However, even Gervais has to resort to idealism to defend his philosophy for actually living his life. The same skeptical physicalism that can be so helpful in a laboratory, can be an extremely unsatisfying way of life. As James Davidson Hunter explains, “radical skeptisicm leading to radical nihilism is, of course, rare… for the simple reason that it is unlivable.” Gervais resorts to a very idealist perspective for his life: “My reward is here and now. It’s knowing that I try to do the right thing. That I lived a good life.”
Which is, of course, exactly what George Bailey is striving for in It’s a Wonderful Life. Like Gervais, George Bailey only wants to live a good life here and now. However, like most of us in the postmodern world, the crushing realities of skeptical physicalism are squeezing the life out of our weakened idealism.
Like George Bailey and Ricky Gervais, we all eventually find ourselves wondering: Is there a reward for knowing and trying to do the right thing? (Either in heaven or on earth) Or, is it all a waste of time? Like Gervaise, we simply cannot reconcile belief in God with the ideals of truth and honesty we strive for. Like George Bailey, we simply cannot reconcile the ideals for which we live with the harsh realities of our day-to-day existence. Caught in the vice between nihilistic physicalism and sentimental idealism there seems to be nowhere to turn. Which is, of course, exactly where Capra wants us.

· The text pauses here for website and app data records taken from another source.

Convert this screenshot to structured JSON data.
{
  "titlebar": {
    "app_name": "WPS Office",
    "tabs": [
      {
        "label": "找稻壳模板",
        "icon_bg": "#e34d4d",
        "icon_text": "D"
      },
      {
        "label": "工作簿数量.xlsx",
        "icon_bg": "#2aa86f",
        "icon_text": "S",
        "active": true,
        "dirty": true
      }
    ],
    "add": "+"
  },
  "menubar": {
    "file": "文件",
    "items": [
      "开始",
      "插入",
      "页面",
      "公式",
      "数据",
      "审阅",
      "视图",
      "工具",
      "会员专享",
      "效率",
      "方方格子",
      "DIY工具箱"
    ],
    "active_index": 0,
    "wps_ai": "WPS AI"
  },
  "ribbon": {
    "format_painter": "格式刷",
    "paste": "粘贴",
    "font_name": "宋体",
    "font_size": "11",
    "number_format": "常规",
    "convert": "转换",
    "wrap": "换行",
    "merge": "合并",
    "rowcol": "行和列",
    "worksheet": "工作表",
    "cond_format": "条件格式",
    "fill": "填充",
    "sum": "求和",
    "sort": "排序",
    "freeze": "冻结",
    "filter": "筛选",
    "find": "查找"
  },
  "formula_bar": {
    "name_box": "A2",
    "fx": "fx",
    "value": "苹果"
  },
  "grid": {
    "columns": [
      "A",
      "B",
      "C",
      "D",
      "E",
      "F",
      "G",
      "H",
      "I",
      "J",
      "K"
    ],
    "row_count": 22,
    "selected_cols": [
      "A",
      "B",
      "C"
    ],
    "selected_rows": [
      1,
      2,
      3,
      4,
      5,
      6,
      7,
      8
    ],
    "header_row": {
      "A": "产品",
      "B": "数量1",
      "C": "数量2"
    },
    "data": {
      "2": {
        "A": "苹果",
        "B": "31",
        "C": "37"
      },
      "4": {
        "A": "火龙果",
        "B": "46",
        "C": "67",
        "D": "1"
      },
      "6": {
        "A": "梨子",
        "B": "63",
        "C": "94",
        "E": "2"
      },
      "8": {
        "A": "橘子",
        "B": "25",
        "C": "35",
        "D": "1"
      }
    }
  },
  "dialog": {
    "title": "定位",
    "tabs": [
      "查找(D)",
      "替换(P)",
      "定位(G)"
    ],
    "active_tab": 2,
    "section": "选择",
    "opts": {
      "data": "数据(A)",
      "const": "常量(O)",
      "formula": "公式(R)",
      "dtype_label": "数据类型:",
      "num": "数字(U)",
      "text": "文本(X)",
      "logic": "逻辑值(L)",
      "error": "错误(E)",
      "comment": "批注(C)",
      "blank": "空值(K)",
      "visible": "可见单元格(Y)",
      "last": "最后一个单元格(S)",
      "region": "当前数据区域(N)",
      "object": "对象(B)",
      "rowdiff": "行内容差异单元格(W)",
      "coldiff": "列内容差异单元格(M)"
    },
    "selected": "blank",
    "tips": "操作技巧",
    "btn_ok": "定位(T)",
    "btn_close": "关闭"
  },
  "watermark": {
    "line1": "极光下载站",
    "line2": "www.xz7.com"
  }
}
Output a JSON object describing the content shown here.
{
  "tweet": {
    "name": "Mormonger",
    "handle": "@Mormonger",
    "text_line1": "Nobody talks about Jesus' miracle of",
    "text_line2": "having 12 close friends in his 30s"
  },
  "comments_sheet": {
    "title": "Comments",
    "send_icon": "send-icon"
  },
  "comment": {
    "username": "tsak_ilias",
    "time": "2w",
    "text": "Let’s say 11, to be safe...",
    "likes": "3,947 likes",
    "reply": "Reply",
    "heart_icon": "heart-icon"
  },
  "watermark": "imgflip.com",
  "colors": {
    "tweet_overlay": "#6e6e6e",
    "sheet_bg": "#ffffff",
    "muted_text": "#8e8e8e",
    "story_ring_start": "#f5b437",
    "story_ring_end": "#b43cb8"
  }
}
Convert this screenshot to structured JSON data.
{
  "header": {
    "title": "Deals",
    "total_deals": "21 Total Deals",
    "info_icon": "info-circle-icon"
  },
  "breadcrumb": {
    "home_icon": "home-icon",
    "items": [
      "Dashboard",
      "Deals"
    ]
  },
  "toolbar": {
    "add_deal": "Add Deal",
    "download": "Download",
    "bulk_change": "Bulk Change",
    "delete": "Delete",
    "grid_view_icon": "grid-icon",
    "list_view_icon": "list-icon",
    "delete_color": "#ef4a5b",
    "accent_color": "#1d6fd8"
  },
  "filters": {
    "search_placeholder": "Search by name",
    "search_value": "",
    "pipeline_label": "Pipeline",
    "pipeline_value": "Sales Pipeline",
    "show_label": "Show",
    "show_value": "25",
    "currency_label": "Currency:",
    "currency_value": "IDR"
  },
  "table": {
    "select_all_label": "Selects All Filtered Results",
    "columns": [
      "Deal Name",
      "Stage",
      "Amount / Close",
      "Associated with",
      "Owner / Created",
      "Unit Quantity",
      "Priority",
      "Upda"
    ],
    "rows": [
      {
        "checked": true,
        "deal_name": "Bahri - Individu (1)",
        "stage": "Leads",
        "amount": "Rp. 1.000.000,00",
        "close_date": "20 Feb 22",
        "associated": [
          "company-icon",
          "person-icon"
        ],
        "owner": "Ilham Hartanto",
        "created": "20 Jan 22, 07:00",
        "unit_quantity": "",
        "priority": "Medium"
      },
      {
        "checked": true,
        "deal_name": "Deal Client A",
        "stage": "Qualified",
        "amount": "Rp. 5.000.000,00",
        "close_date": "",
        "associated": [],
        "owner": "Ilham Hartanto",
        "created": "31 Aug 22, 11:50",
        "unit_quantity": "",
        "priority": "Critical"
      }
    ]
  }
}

Next is Series: Frank Capra’s Hollywood Christmas Tale of a Depressed Idealist
 Stephen Cox, It’s a Wonderful Life: A Memory Book (Nashville, Tenn: Cumberland House, 2003), p. 27.
 Frank Capra, Frances Goodrich, James Stewart, Donna Reed, et al, It’s a Wonderful Life (Hollywood, Calif: Paramount Home Entertainment, 2006).
 Failing to win even a single Oscar despite nominations in the five categories
 Or rather, two ways of looking at the same thing.
 These society-wide macro worldviews exert a tremendous influence on our daily lives, even when we aren’t aware of them.
 How we know things, or “epistemology.”
 James W. Sire identifies nine macro worldviews currently influencing Western culture: predominantly physicalist worldviews, such as Naturalism, Nihilism, and Post-modernism; Predominantly idealist worldviews such as, Christian Theism, Islamic Theism and Eastern Pantheistic Monism, and hybrids, such as Existentialism, Deism, and the New Age movement. The Universe Next Door: A Basic World View Catalog (Downers Grove: InterVarsity Press, 2009).
 In worldviews such as Monism, the circle actually subsumes the box.
 See James Davidson Hunter’s masterful take on “dissolution” in To change the world: the irony, tragedy, and possibility of Christianity in the late modern world. (New York: Oxford University Press, 2010), p. 205-210.